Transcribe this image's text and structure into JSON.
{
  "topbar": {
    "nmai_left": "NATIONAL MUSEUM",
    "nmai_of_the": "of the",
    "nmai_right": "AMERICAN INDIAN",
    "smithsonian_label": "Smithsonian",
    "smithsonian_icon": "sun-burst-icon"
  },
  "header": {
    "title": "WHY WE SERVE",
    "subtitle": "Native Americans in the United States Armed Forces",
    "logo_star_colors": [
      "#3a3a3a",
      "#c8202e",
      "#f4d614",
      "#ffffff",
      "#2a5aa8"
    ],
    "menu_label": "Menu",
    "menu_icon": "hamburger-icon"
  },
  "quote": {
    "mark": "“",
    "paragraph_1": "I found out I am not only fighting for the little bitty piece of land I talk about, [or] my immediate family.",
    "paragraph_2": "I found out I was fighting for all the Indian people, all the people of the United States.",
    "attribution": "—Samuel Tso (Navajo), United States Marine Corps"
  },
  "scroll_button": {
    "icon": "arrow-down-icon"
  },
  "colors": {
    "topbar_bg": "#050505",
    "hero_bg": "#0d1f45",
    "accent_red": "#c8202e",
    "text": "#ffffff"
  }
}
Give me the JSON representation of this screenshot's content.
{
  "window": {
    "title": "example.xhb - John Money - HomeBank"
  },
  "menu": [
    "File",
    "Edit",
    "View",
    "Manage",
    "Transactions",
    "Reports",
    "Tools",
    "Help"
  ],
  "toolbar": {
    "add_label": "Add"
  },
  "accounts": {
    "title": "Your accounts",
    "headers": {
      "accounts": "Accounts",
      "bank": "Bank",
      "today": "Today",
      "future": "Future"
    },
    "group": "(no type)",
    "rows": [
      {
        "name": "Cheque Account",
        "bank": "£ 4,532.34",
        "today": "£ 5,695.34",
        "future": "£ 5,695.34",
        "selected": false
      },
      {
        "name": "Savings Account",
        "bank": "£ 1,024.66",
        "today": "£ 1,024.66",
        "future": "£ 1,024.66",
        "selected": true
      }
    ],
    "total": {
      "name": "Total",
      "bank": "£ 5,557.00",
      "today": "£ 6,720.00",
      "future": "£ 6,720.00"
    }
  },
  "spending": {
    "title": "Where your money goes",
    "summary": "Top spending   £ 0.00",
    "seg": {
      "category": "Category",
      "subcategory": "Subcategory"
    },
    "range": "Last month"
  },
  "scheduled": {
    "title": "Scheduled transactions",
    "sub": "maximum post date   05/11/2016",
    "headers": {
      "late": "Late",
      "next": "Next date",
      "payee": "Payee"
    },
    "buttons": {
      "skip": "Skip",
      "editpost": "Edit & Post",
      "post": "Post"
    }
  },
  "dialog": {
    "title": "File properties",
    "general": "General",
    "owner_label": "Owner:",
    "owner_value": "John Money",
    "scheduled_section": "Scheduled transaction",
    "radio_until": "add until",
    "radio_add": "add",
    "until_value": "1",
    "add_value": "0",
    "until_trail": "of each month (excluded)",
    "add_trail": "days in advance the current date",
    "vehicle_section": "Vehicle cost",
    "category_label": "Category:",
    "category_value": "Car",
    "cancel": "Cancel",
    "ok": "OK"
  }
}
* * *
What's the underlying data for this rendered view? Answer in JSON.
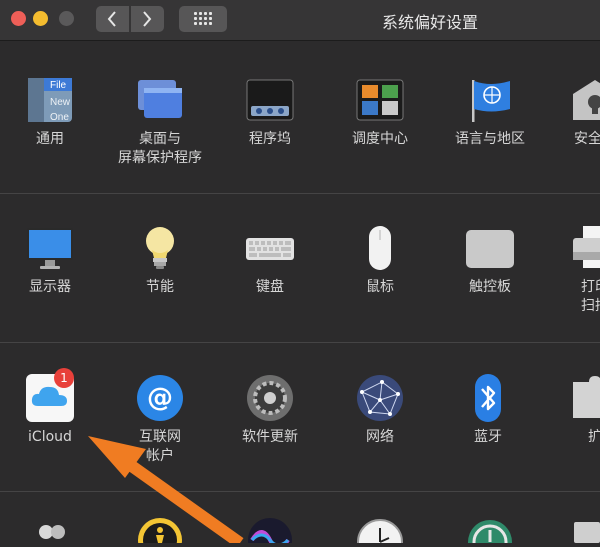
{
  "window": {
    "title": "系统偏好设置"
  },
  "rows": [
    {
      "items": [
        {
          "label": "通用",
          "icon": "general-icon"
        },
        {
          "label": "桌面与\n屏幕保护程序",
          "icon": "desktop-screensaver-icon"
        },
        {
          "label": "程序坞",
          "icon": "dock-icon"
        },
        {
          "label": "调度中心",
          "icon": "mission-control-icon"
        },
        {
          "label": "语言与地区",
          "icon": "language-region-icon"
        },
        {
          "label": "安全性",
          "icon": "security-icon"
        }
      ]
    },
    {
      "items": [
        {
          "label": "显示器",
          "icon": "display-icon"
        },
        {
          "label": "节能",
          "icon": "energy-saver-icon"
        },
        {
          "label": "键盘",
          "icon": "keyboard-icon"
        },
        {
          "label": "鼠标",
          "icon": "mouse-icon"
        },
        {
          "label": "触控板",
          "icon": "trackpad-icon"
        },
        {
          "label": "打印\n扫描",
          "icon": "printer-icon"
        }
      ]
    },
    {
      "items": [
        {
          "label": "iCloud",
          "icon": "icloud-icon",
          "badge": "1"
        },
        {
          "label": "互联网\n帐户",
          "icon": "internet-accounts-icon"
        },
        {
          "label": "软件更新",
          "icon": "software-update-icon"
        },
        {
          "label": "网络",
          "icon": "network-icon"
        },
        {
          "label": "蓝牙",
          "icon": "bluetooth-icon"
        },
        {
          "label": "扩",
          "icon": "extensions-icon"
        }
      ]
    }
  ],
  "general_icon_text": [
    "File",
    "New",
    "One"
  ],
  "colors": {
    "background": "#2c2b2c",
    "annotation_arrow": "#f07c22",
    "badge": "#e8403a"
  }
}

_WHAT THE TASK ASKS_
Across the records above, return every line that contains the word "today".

_RESULT BELOW_
      "today": "Today",
        "today": "£ 5,695.34",
        "today": "£ 1,024.66",
      "today": "£ 6,720.00",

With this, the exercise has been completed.